> REQUIRED WORK
A verbatim printing of the entries that follow is needed; pictures must not appear in it.
== Segment start ==
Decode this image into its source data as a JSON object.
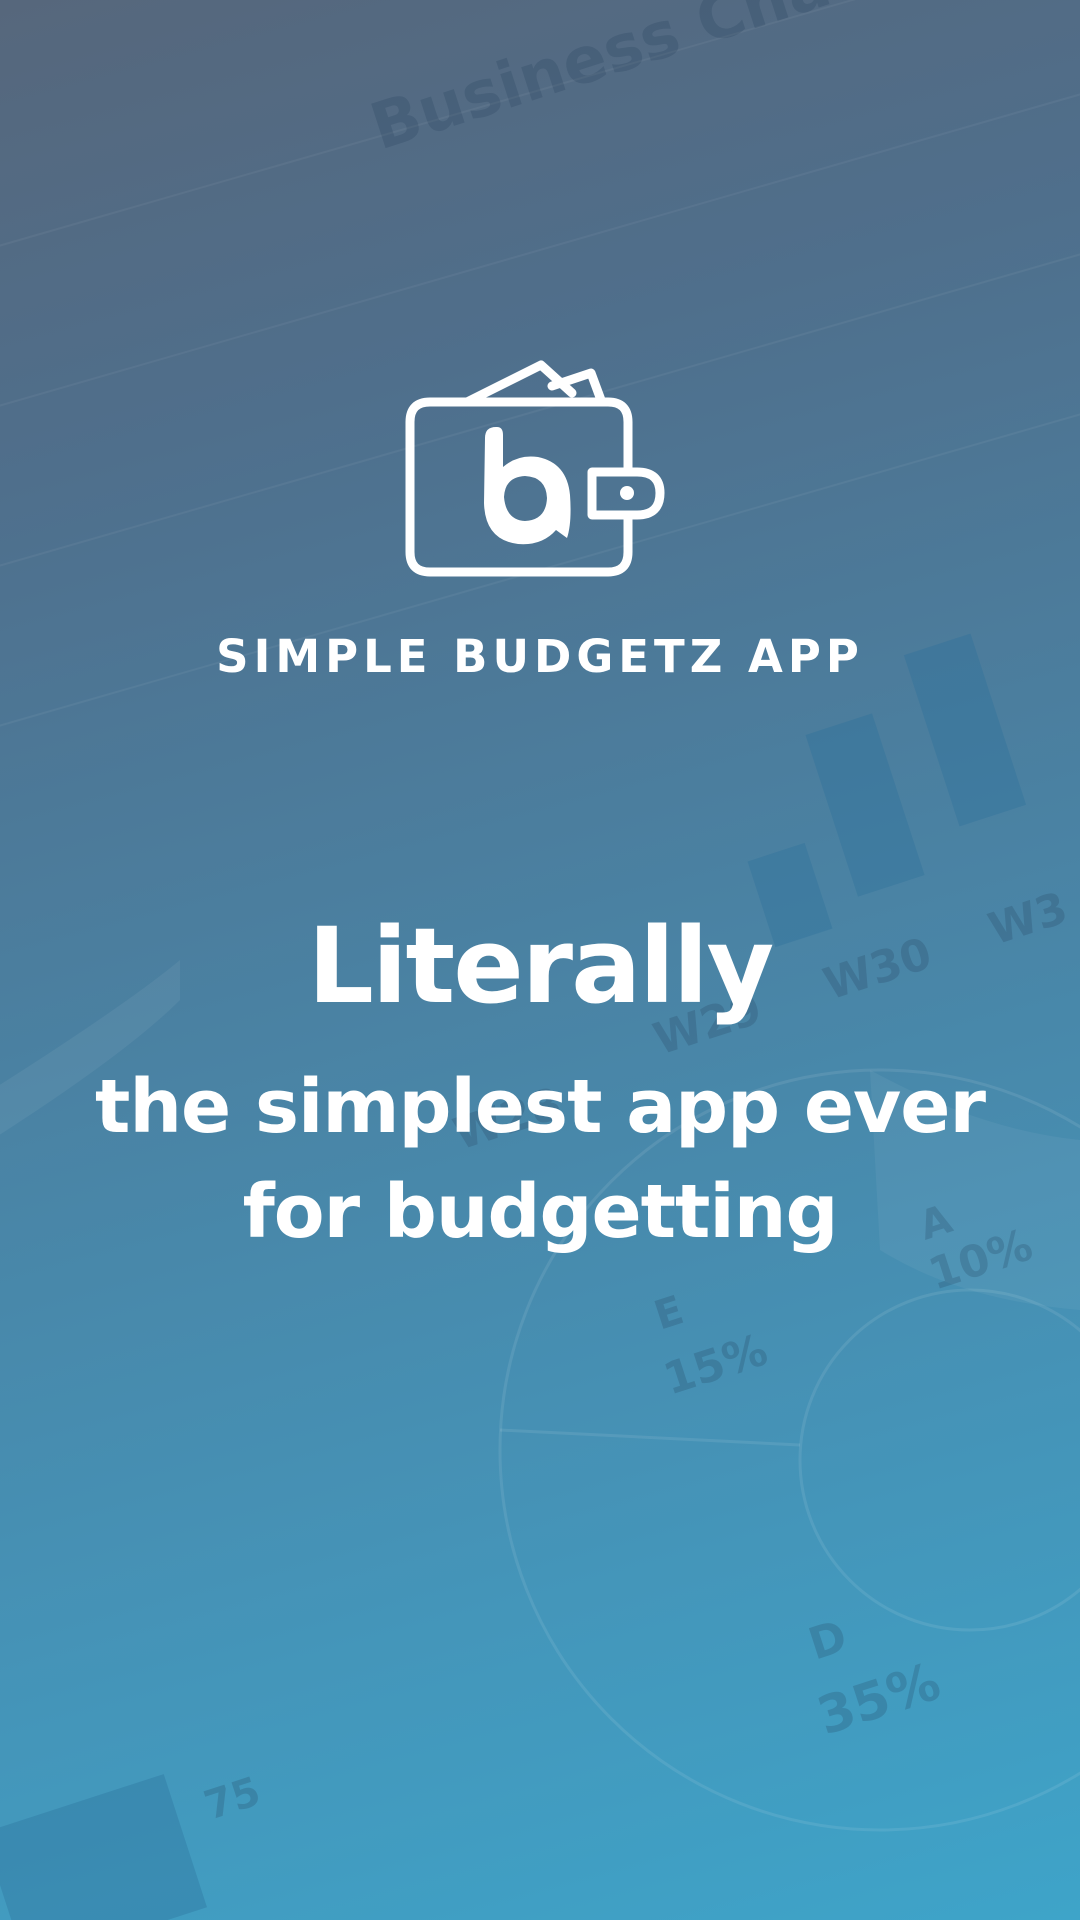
{
  "background": {
    "title_text": "Business Cha",
    "week_labels": [
      "W28",
      "W29",
      "W30",
      "W3"
    ],
    "pie_labels": [
      {
        "letter": "A",
        "percent": "10%"
      },
      {
        "letter": "E",
        "percent": "15%"
      },
      {
        "letter": "D",
        "percent": "35%"
      }
    ],
    "axis_value": "75"
  },
  "splash": {
    "logo_icon": "wallet-logo-icon",
    "app_name": "SIMPLE BUDGETZ APP",
    "headline": "Literally",
    "tagline_line1": "the simplest app ever",
    "tagline_line2": "for budgetting"
  },
  "colors": {
    "gradient_top": "#56677c",
    "gradient_bottom": "#3ea4c9",
    "text": "#ffffff"
  }
}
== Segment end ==
> REPLY TO THE EXERCISE
Decode this image into its source data as a JSON object.
{
  "background": {
    "title_text": "Business Cha",
    "week_labels": [
      "W28",
      "W29",
      "W30",
      "W3"
    ],
    "pie_labels": [
      {
        "letter": "A",
        "percent": "10%"
      },
      {
        "letter": "E",
        "percent": "15%"
      },
      {
        "letter": "D",
        "percent": "35%"
      }
    ],
    "axis_value": "75"
  },
  "splash": {
    "logo_icon": "wallet-logo-icon",
    "app_name": "SIMPLE BUDGETZ APP",
    "headline": "Literally",
    "tagline_line1": "the simplest app ever",
    "tagline_line2": "for budgetting"
  },
  "colors": {
    "gradient_top": "#56677c",
    "gradient_bottom": "#3ea4c9",
    "text": "#ffffff"
  }
}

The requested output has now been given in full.